| WHAT IS EXPECTED |
Please copy each line of the data that includes the string "title".

| DATA UNDER STUDY |
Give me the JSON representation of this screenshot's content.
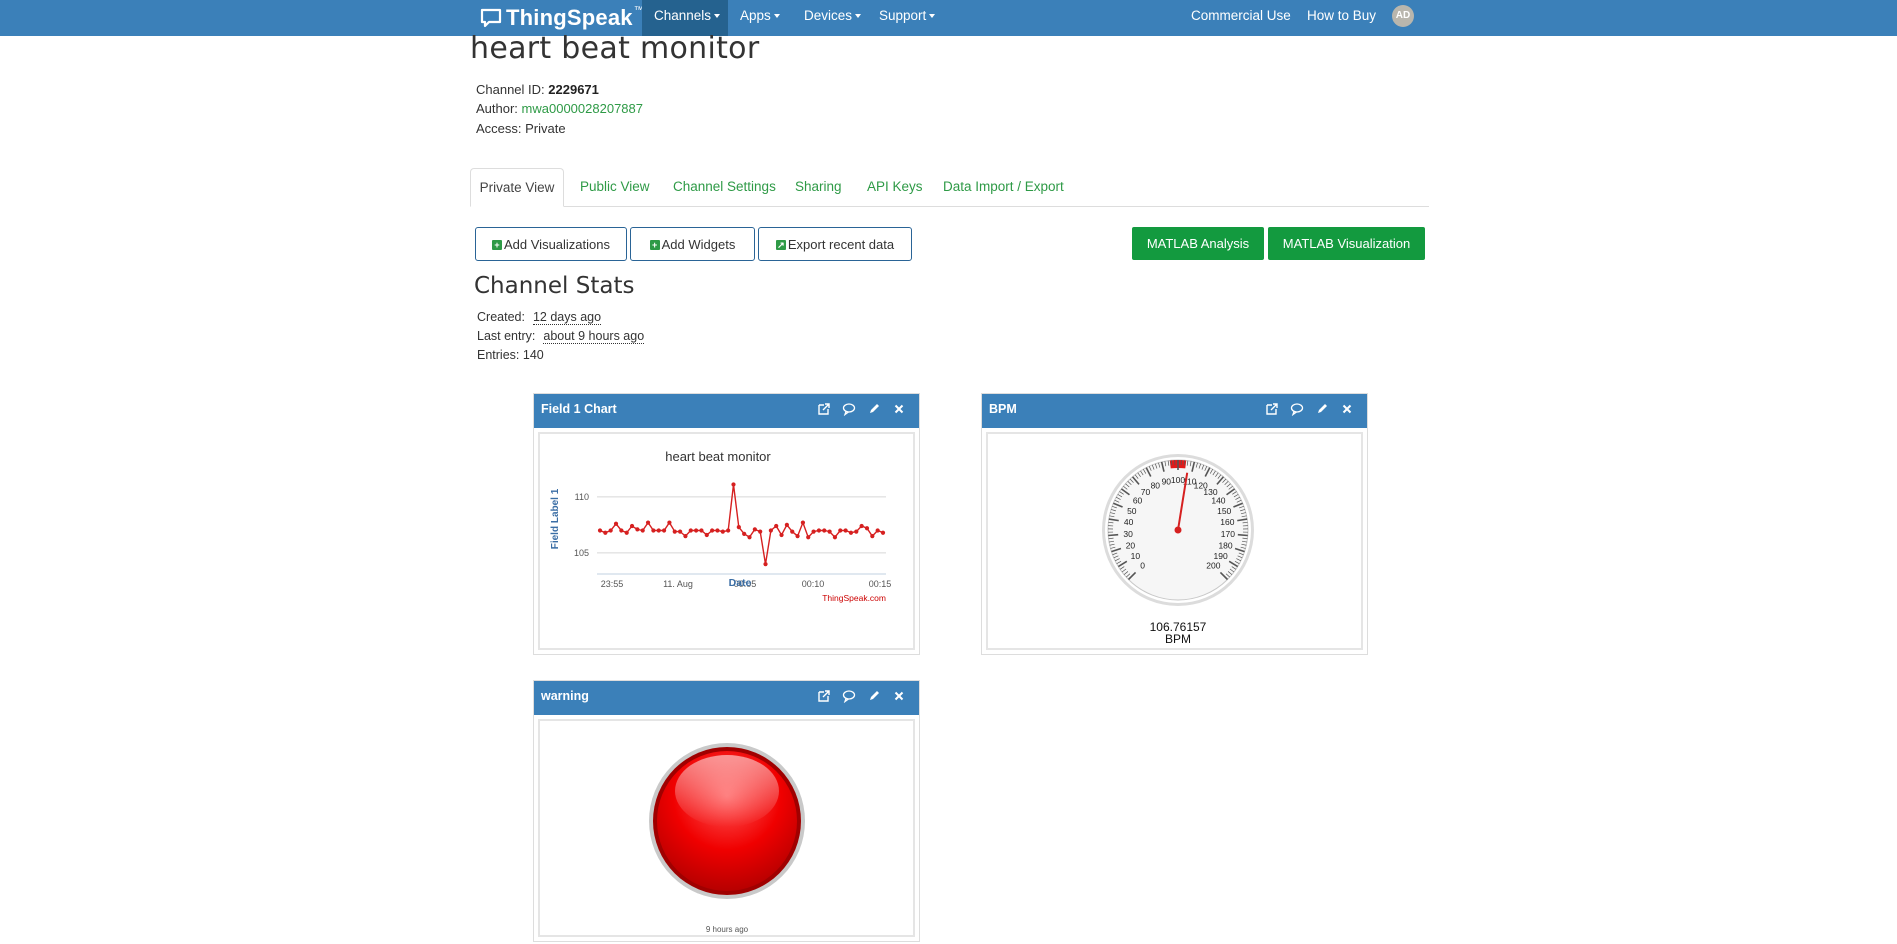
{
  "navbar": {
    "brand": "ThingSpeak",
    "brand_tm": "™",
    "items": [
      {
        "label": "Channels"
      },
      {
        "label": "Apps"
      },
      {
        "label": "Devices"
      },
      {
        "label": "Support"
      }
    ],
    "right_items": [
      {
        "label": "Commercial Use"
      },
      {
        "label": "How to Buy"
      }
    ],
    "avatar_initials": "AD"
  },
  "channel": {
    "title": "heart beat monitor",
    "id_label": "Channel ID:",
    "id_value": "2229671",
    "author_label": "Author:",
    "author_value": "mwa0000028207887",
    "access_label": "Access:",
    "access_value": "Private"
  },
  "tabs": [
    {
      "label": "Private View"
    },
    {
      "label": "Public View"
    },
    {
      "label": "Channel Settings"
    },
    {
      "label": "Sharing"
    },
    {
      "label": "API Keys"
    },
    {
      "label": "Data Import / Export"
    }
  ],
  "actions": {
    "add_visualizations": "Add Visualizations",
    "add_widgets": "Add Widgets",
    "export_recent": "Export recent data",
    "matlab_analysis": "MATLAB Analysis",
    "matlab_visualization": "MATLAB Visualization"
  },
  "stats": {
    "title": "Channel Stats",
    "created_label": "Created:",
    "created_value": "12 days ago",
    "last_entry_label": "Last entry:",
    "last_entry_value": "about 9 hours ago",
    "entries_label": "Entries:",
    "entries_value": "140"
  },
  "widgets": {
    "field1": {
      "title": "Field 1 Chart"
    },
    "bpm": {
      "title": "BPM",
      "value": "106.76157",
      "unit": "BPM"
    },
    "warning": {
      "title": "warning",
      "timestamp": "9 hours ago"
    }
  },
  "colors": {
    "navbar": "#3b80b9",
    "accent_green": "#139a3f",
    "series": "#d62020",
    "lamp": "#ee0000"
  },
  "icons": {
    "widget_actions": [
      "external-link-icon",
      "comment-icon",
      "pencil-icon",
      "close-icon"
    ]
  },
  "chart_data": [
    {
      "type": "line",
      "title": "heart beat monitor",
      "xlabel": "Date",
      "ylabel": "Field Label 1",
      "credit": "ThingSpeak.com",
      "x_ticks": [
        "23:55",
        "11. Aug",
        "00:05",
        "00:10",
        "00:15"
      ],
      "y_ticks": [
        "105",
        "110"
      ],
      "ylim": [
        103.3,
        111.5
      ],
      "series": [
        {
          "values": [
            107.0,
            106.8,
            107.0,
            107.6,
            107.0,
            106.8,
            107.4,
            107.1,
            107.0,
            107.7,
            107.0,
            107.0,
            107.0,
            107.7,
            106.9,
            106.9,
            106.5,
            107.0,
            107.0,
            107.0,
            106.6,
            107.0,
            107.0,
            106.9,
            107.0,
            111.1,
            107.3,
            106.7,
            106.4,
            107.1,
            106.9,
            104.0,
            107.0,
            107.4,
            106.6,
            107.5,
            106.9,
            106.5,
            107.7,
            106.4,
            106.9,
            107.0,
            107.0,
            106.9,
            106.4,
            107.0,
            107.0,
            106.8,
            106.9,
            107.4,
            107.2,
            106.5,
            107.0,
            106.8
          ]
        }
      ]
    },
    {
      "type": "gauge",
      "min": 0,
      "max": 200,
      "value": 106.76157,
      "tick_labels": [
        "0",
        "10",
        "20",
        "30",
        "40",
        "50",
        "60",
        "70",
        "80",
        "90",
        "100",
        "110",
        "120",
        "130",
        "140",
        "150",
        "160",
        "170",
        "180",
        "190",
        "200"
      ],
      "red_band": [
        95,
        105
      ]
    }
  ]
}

| RESULT OF THIS TASK |
    "title": "heart beat monitor",
    "title": "Channel Stats",
      "title": "Field 1 Chart"
      "title": "BPM",
      "title": "warning",
      "title": "heart beat monitor",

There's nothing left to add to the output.